The Bronte childrens' health had not been robust even before their departure for Cowan Bridge. They had all suffered first whooping cough, then chickenpox and finally measles, which delayed their departure. A desperately cold and wet winter at Cowan Bridge, the paucity and quality of the food, left them wide open to infection so their half-starved bodies had no defence against the "low fever" - typhoid - when it struck early in 1825. Mr Bronte heard that he was to bring his eldest daughter Maria home. She arrived stick-thin, with almost translucent skin, and eyes bright in a feverish face. The Doctor, quickly summoned, diagnosed Consumption. Maria faded and within the space of 3 months, was dead. She was 11 years old.
Her sister Elizabeth followed her home, suffering from Typhoid and Consumption, and followed her sister to the grave, just five weeks later. She was 10 years old.
Patrick Bronte rescued the survivors - Emily and Charlotte - and took them home to grieve with him. You will probably know that there is no happy ending to this story and the unhealthy position of the Bronte parsonage above the miasmas and smoke of the Haworth factories, with its water supply filtered by the graveyard, meant that the family were doomed from the outset. Emily and Anne were to die of Consumption (Ann is buried in St Mary's churchyard in Scarborough - I have a photo of her gravestone, somewhere amongst my photos). Their brother Branwell died of Consumpion (Tuberculosis) and addiction to Alcohol and the Opium derivative Laudanum. Charlotte died in early pregnancy, wasted with morning sickness. Their father outlived them all.

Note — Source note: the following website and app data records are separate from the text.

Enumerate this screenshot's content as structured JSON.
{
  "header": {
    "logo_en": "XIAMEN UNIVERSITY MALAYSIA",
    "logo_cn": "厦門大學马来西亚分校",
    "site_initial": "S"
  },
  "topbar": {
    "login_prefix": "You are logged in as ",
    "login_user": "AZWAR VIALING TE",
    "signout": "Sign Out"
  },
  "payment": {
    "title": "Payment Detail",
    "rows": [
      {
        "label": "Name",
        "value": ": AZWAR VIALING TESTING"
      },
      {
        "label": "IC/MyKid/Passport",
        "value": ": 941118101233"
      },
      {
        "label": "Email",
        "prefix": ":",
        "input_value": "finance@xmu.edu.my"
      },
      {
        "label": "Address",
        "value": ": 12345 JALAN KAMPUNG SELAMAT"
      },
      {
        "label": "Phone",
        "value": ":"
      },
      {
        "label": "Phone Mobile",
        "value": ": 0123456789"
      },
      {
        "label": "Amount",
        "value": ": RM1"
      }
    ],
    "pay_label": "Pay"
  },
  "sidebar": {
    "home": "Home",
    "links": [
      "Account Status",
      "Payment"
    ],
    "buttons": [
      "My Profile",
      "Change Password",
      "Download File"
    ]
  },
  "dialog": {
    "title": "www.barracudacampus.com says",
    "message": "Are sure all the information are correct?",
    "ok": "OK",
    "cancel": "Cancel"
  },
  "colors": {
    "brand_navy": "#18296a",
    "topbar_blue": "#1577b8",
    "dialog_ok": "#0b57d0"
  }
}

HERE is an excellent site about the Bronte and the countryside they knew and loved. It's on the Cowan Bridge page but has many interesting and useful links.
Oh - and my connection with all this? In the 1901 census, my great-aunt, Mary Elizabeth Bolt, aged 21, was the Domestic Cook to the Carus-Wilson family at 8 Well Road, Hampstead, London. I believe the head of the house, Ernest J Carus-Wilson, was the grandson of that great benefactor of Cowan Bridge School . . .